- (Photo: Liquid Church)
Tim Lucas, lead pastor of Liquid Church in New Jersey, told his congregation on Sunday that, contrary to the popular opinion within some Christian circles, the United States is not a Christian nation, and the majority of the people in his congregation seem to agree with him.
"When we call America a Christian nation, what that assumes is at some point in our history we were operating wholeheartedly in the kingdom of God," said Lucas.
He added, "There is no doubt our country has been blessed and influenced by Judeo-Christian values. We're thankful for that. But there's very little evidence that America as a whole ever had some golden age when we operated wholeheartedly with kingdom of God values."
Sunday marked the second part of Lucas' sermon-series titled, "Poll: Faith, Politics and the Future of America." As a part of the series, the church has been conducting polls via text messaging during the services at each of its four campuses. Real-time poll results for each campus are then shown at their respective locations as congregants text in their responses.

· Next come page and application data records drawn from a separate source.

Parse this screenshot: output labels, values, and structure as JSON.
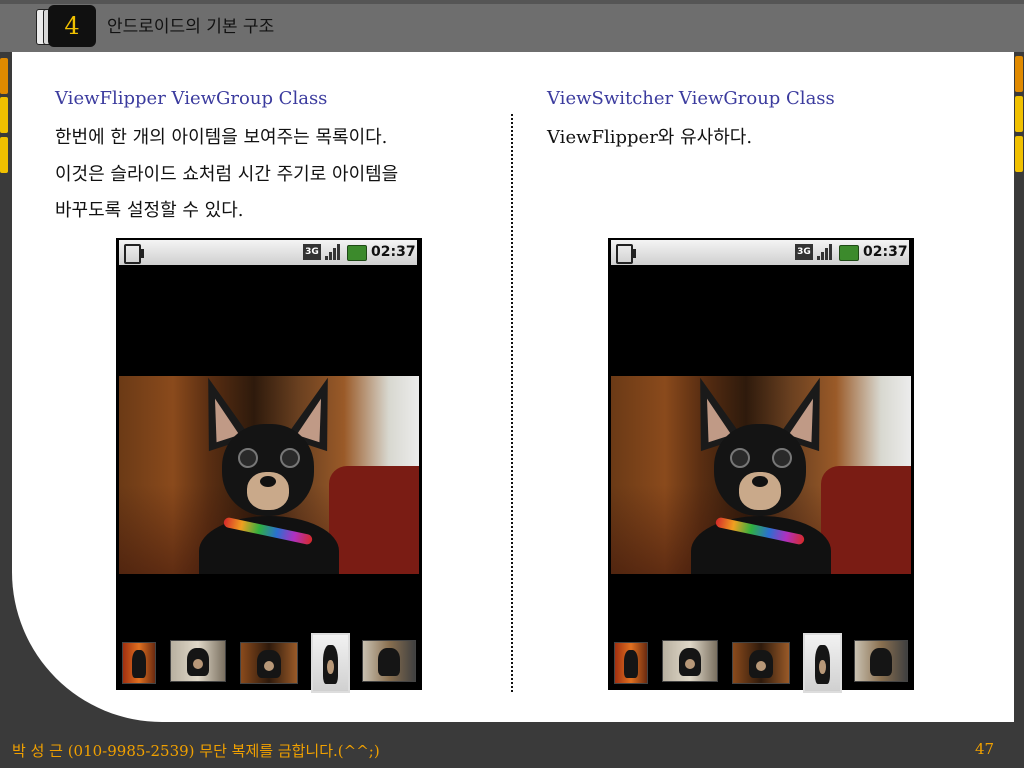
{
  "header": {
    "section_number": "4",
    "title": "안드로이드의 기본 구조"
  },
  "left": {
    "heading": "ViewFlipper ViewGroup Class",
    "lines": [
      "한번에 한 개의 아이템을 보여주는 목록이다.",
      "이것은 슬라이드 쇼처럼 시간 주기로 아이템을",
      "바꾸도록 설정할 수 있다."
    ]
  },
  "right": {
    "heading": "ViewSwitcher ViewGroup Class",
    "lines": [
      "ViewFlipper와 유사하다."
    ]
  },
  "phones": {
    "left": {
      "status_time": "02:37",
      "network": "3G"
    },
    "right": {
      "status_time": "02:37",
      "network": "3G"
    }
  },
  "footer": {
    "copyright": "박 성 근 (010-9985-2539)  무단 복제를 금합니다.(^^;)",
    "page_number": "47"
  },
  "colors": {
    "heading": "#3b3b9e",
    "footer_text": "#f0a000",
    "badge_text": "#f0c000",
    "accent_orange": "#e08a00",
    "accent_yellow": "#f0c000"
  }
}
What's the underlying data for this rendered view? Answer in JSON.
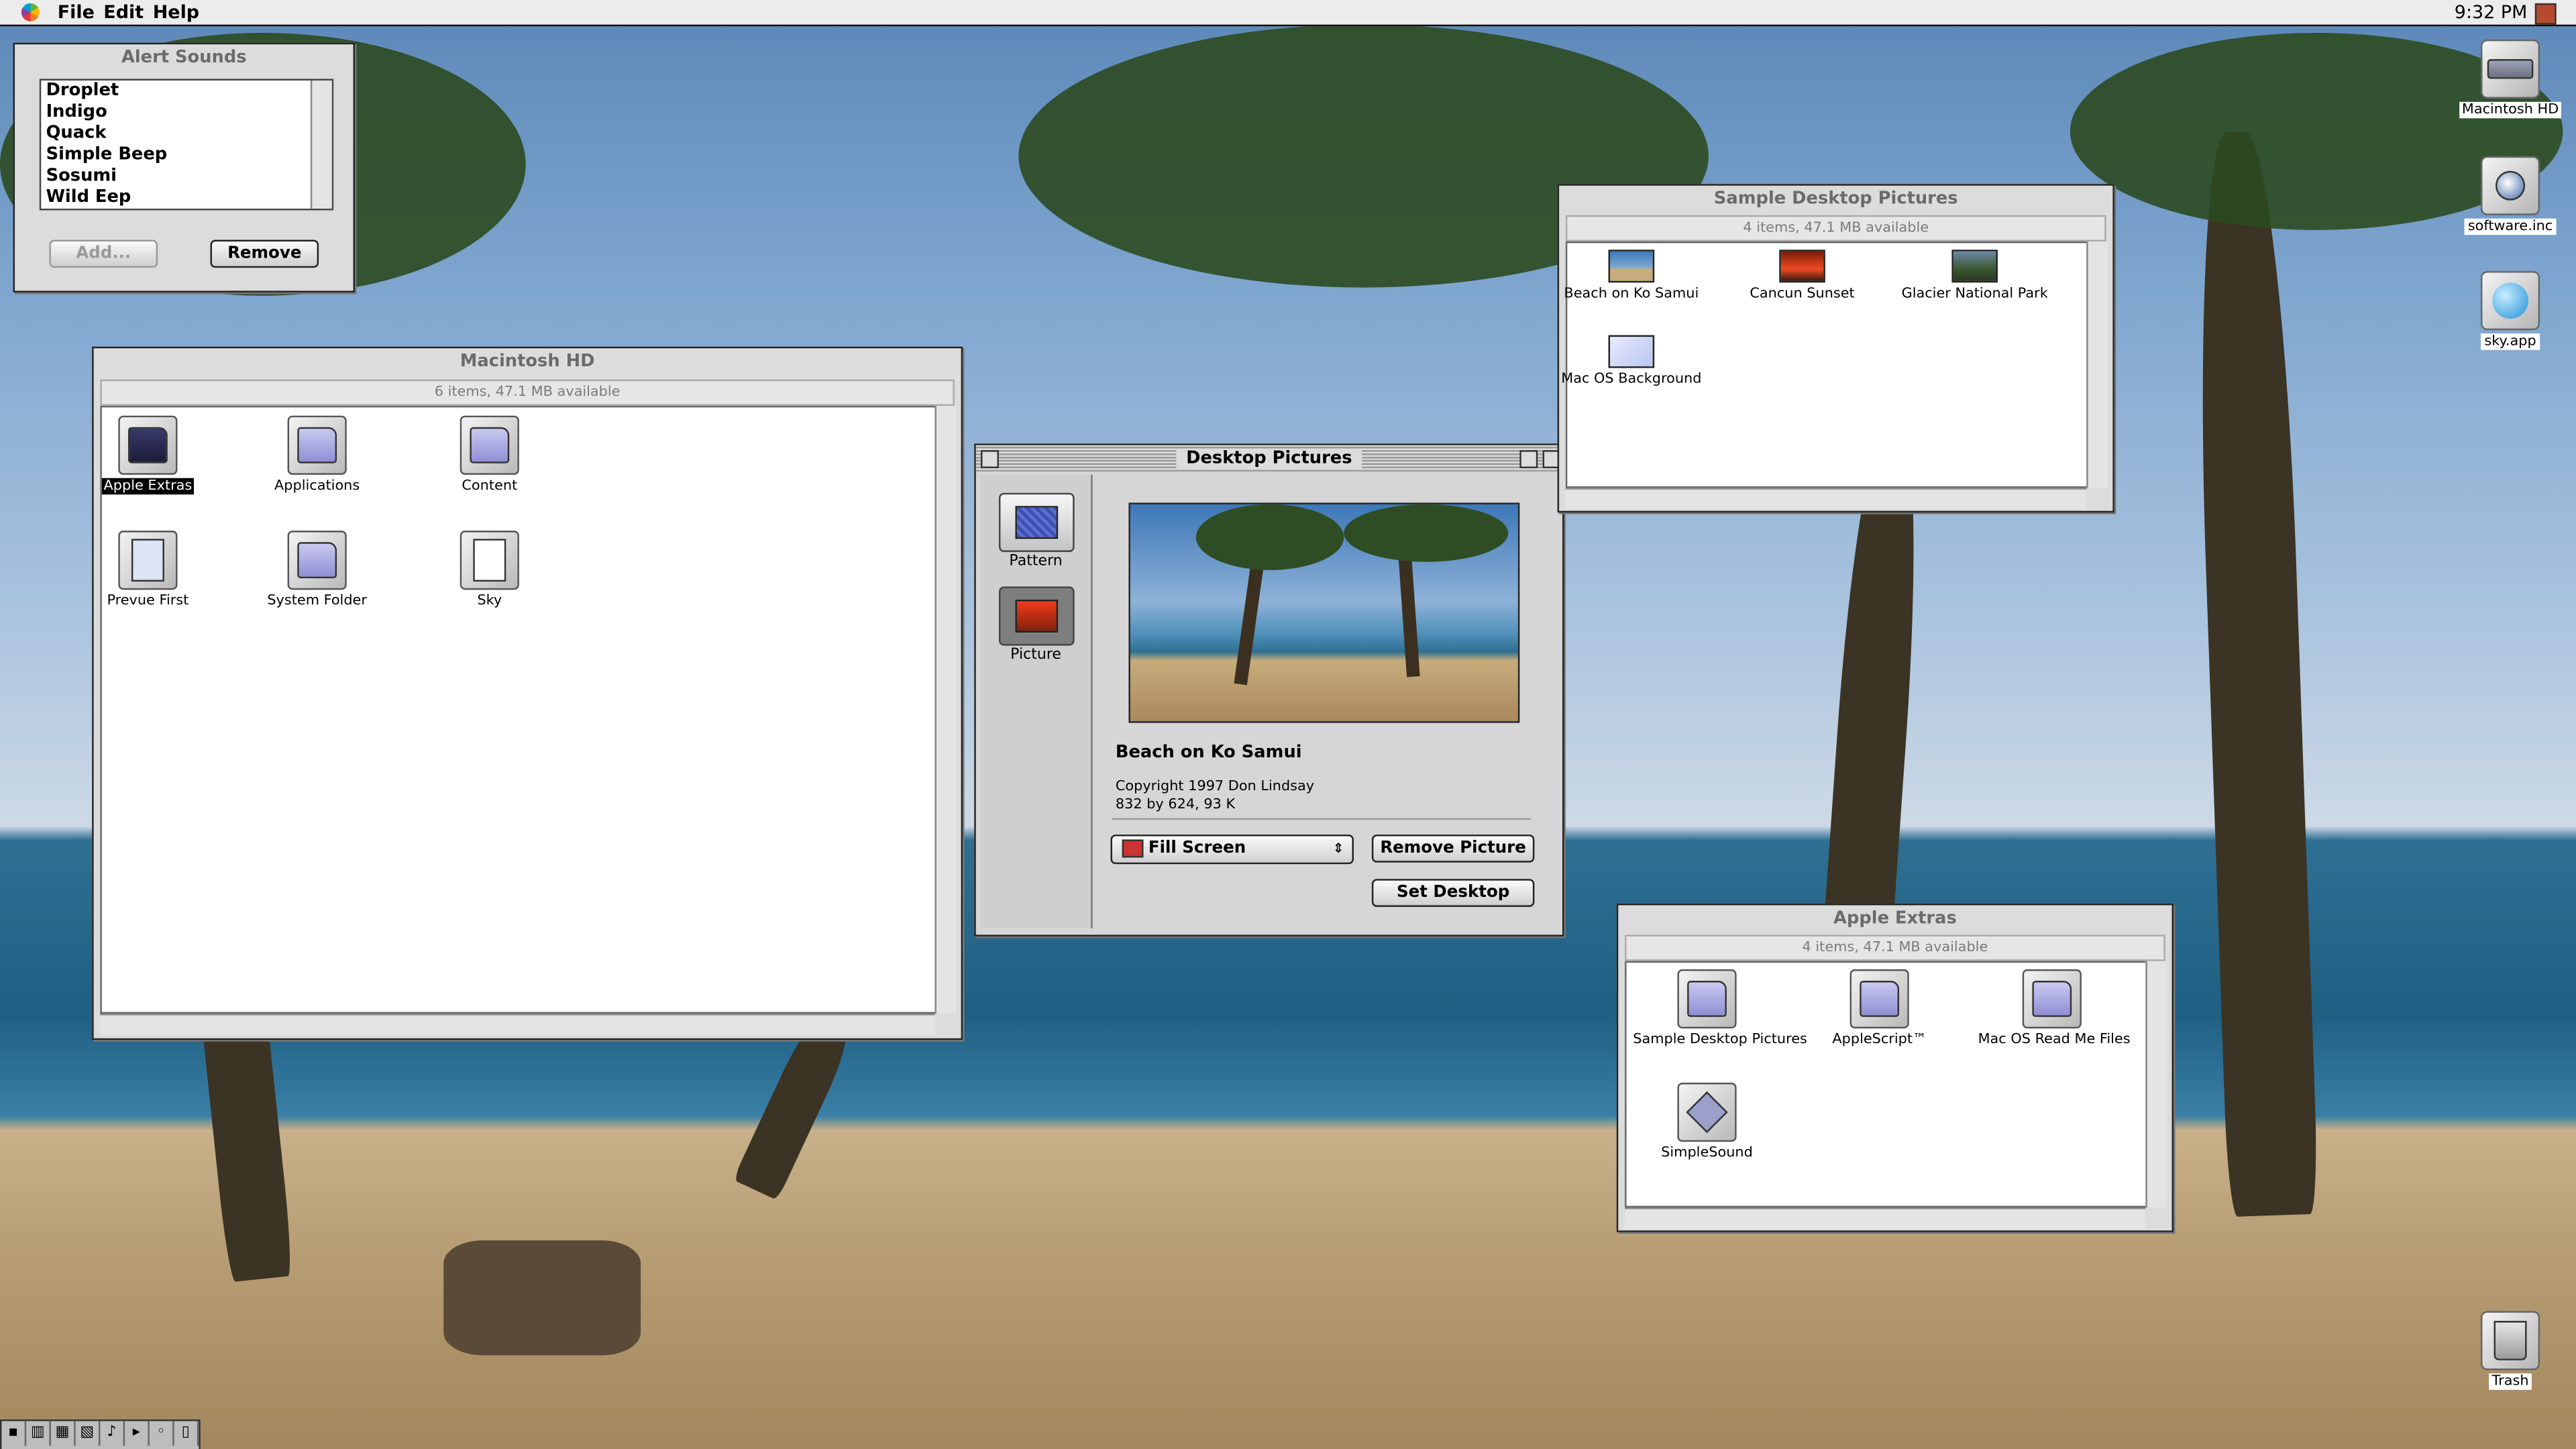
{
  "menubar": {
    "apple_icon": "apple-rainbow-icon",
    "items": [
      "File",
      "Edit",
      "Help"
    ],
    "clock": "9:32 PM",
    "app_icon": "application-switcher-icon"
  },
  "alert_sounds": {
    "title": "Alert Sounds",
    "sounds": [
      "Droplet",
      "Indigo",
      "Quack",
      "Simple Beep",
      "Sosumi",
      "Wild Eep"
    ],
    "add_label": "Add...",
    "remove_label": "Remove"
  },
  "macintosh_hd_window": {
    "title": "Macintosh HD",
    "info": "6 items, 47.1 MB available",
    "items": [
      {
        "label": "Apple Extras",
        "icon": "folder-icon"
      },
      {
        "label": "Applications",
        "icon": "folder-icon"
      },
      {
        "label": "Content",
        "icon": "folder-icon"
      },
      {
        "label": "Prevue First",
        "icon": "movie-document-icon"
      },
      {
        "label": "System Folder",
        "icon": "system-folder-icon"
      },
      {
        "label": "Sky",
        "icon": "document-icon"
      }
    ]
  },
  "desktop_pictures": {
    "title": "Desktop Pictures",
    "tabs": [
      {
        "label": "Pattern",
        "icon": "pattern-icon"
      },
      {
        "label": "Picture",
        "icon": "picture-icon"
      }
    ],
    "picture_name": "Beach on Ko Samui",
    "copyright": "Copyright 1997 Don Lindsay",
    "dimensions": "832 by 624, 93 K",
    "position_selected": "Fill Screen",
    "remove_label": "Remove Picture",
    "set_label": "Set Desktop"
  },
  "sample_pictures_window": {
    "title": "Sample Desktop Pictures",
    "info": "4 items, 47.1 MB available",
    "items": [
      {
        "label": "Beach on Ko Samui",
        "icon": "beach-picture-icon"
      },
      {
        "label": "Cancun Sunset",
        "icon": "sunset-picture-icon"
      },
      {
        "label": "Glacier National Park",
        "icon": "mountain-picture-icon"
      },
      {
        "label": "Mac OS Background",
        "icon": "macos-picture-icon"
      }
    ]
  },
  "apple_extras_window": {
    "title": "Apple Extras",
    "info": "4 items, 47.1 MB available",
    "items": [
      {
        "label": "Sample Desktop Pictures",
        "icon": "folder-icon"
      },
      {
        "label": "AppleScript™",
        "icon": "folder-icon"
      },
      {
        "label": "Mac OS Read Me Files",
        "icon": "folder-icon"
      },
      {
        "label": "SimpleSound",
        "icon": "simplesound-icon"
      }
    ]
  },
  "desktop_icons": [
    {
      "label": "Macintosh HD",
      "icon": "hard-disk-icon"
    },
    {
      "label": "software.inc",
      "icon": "globe-document-icon"
    },
    {
      "label": "sky.app",
      "icon": "sky-app-icon"
    },
    {
      "label": "Trash",
      "icon": "trash-icon"
    }
  ]
}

On Sunday, Lucas polled the congregation's knowledge of history by asking where the phrase "separation of church and state" originated. While some thought it came from either the U.S. Constitution or, more specifically, the First Amendment, Lucas explained that it actually came from a letter written by Thomas Jefferson to a group of Baptists in Connecticut in 1802.
Since that time the phrase has become widely accepted and is often used when discussing politics and religion. But Lucas says that when the First Amendment's establishment clause – which Jefferson was referring to in his letter – is used to suggest that "the state needs protection from the church," it is not being used in the way it was intended.
"Freedom of religion was established to protect the church from the state, guaranteeing us we can worship any way we want in public ... Unfortunately, in our culture, it's kind of got twisted a little bit," he said.
One major difference between the kingdom of God and man-made governments that Lucas highlighted during his sermon was the way in which they view power. Human governments use their "power over people" to enforce laws and control behavior., while the kingdom of God relies on "power under people" – sacrifice, humility and love – to affect not only behavior but to also touch the heart.
Lucas also offered Christians three principles to be applied during the current election season which will allow them to express their opinions without compromising the reputation of Jesus.
The first two suggestions were related to one another: Put the kingdom of God first, and the government second.
That means, he said, Christians should remember that they can win a political debate and at the same time lose their witness for Christ, because they can become more concerned with winning a political battle than extending Christ's love to others.
"We are Christians before we are Americans," said Lucas.
His last piece of advice was to "vote your conscience." Christians don't all have to vote alike; they can disagree on how to fix political issues in our nation, but even in their differences they should love each other.
An average of about 2,500 people each week participate in Liquid Church services via either one of the church's four campuses or Church Online. The "Poll" series, which kicked off Sept. 16, will continue through Oct. 7. The results of the first week's polls are shown in the infographic below: